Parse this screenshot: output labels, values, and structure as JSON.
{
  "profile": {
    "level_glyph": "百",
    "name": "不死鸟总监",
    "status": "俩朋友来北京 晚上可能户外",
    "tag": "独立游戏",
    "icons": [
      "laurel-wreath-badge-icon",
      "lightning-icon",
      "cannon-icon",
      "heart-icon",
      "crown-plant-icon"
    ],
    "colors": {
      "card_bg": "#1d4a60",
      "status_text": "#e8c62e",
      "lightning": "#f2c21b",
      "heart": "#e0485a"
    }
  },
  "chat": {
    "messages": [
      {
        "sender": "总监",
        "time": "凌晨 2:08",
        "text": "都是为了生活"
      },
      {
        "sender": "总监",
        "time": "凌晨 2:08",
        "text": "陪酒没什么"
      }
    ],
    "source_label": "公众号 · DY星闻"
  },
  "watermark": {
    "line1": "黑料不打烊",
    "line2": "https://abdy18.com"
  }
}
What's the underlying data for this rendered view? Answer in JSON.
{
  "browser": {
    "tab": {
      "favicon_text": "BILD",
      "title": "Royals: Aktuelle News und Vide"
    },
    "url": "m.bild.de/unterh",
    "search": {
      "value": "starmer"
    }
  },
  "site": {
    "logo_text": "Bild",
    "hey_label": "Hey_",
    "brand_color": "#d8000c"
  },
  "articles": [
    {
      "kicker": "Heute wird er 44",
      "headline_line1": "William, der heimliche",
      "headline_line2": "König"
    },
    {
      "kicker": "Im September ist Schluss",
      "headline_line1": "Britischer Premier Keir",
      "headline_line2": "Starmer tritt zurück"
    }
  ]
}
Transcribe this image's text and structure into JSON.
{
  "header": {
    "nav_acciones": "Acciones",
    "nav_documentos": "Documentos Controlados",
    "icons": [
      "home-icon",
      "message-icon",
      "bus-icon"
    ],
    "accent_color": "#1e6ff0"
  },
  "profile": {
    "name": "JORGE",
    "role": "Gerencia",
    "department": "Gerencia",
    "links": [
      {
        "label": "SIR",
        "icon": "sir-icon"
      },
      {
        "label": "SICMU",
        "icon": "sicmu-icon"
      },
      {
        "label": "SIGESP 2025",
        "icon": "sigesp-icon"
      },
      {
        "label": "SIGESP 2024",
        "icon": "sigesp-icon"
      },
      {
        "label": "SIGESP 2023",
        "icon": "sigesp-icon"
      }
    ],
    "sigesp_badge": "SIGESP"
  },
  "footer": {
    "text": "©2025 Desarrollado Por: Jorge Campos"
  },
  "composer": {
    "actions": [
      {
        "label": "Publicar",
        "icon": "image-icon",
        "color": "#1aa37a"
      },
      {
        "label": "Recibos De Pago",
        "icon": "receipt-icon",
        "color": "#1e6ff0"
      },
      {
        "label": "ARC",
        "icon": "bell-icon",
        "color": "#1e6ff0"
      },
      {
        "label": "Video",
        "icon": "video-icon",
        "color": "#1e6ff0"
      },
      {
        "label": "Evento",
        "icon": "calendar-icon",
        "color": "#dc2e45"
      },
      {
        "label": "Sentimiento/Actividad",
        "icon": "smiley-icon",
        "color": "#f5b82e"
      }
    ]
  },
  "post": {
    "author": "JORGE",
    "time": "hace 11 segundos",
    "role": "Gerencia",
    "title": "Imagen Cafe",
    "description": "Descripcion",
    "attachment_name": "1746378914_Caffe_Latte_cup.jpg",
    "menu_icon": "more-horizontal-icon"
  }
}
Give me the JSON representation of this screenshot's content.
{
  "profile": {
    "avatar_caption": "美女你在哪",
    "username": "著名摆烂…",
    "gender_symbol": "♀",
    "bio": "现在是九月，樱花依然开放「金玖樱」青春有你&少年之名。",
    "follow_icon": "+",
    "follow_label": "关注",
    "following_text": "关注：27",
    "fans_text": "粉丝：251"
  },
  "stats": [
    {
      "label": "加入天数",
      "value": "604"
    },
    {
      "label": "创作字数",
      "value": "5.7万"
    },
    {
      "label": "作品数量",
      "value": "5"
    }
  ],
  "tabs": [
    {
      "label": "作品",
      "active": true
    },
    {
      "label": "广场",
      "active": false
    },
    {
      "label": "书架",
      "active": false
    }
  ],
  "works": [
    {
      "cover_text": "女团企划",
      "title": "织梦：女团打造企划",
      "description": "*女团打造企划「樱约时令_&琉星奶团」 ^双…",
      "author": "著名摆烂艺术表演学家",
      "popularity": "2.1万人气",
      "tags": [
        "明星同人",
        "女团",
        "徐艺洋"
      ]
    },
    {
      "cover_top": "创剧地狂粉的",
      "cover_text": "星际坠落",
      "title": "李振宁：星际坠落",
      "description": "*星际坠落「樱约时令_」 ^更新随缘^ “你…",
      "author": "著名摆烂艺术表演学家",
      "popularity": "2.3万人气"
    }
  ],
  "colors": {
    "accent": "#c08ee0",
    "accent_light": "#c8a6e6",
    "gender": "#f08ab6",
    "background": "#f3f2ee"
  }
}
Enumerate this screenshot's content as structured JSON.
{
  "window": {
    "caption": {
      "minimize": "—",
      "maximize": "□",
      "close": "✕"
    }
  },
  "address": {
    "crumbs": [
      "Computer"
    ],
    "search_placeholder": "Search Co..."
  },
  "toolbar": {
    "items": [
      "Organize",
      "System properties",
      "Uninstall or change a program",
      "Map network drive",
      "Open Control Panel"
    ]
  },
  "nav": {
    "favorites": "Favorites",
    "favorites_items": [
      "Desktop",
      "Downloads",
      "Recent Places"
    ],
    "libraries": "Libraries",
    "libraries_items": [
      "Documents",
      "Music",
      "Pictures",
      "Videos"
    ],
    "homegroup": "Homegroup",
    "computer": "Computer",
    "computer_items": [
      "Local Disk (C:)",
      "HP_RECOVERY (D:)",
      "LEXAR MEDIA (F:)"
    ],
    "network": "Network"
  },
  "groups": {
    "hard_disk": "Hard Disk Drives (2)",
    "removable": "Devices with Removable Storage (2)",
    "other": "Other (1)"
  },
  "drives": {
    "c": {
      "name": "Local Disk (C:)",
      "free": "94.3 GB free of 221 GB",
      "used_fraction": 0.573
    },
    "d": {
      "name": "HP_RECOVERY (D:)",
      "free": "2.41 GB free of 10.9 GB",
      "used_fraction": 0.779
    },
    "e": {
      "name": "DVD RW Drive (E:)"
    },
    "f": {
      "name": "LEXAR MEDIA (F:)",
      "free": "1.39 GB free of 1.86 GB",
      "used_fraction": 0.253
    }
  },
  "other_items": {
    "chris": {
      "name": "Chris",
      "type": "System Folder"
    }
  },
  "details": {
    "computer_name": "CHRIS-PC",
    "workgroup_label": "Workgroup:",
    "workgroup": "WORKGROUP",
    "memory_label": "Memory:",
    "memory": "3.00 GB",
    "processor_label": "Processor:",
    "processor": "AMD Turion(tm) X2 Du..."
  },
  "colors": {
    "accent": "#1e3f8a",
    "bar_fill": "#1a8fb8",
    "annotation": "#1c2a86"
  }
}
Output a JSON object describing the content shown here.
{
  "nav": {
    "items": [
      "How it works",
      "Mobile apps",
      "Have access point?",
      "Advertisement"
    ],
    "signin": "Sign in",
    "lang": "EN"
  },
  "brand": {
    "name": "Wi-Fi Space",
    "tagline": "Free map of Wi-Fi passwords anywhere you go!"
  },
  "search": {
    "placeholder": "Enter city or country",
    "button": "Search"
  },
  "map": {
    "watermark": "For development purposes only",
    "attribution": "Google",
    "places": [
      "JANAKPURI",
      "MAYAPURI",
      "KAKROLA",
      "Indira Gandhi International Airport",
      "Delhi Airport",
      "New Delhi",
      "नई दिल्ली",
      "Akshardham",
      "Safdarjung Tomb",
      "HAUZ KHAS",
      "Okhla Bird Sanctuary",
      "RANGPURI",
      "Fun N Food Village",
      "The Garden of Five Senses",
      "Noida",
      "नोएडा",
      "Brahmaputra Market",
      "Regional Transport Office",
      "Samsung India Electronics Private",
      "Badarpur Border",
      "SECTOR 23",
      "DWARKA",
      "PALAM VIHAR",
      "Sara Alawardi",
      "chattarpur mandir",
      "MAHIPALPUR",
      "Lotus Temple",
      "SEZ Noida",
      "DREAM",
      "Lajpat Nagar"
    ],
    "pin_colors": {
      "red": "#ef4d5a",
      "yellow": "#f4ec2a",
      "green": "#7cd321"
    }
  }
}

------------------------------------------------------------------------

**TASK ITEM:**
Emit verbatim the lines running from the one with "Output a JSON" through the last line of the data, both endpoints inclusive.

**REPLY:**
Output a JSON object describing the content shown here.
{
  "nav": {
    "items": [
      "How it works",
      "Mobile apps",
      "Have access point?",
      "Advertisement"
    ],
    "signin": "Sign in",
    "lang": "EN"
  },
  "brand": {
    "name": "Wi-Fi Space",
    "tagline": "Free map of Wi-Fi passwords anywhere you go!"
  },
  "search": {
    "placeholder": "Enter city or country",
    "button": "Search"
  },
  "map": {
    "watermark": "For development purposes only",
    "attribution": "Google",
    "places": [
      "JANAKPURI",
      "MAYAPURI",
      "KAKROLA",
      "Indira Gandhi International Airport",
      "Delhi Airport",
      "New Delhi",
      "नई दिल्ली",
      "Akshardham",
      "Safdarjung Tomb",
      "HAUZ KHAS",
      "Okhla Bird Sanctuary",
      "RANGPURI",
      "Fun N Food Village",
      "The Garden of Five Senses",
      "Noida",
      "नोएडा",
      "Brahmaputra Market",
      "Regional Transport Office",
      "Samsung India Electronics Private",
      "Badarpur Border",
      "SECTOR 23",
      "DWARKA",
      "PALAM VIHAR",
      "Sara Alawardi",
      "chattarpur mandir",
      "MAHIPALPUR",
      "Lotus Temple",
      "SEZ Noida",
      "DREAM",
      "Lajpat Nagar"
    ],
    "pin_colors": {
      "red": "#ef4d5a",
      "yellow": "#f4ec2a",
      "green": "#7cd321"
    }
  }
}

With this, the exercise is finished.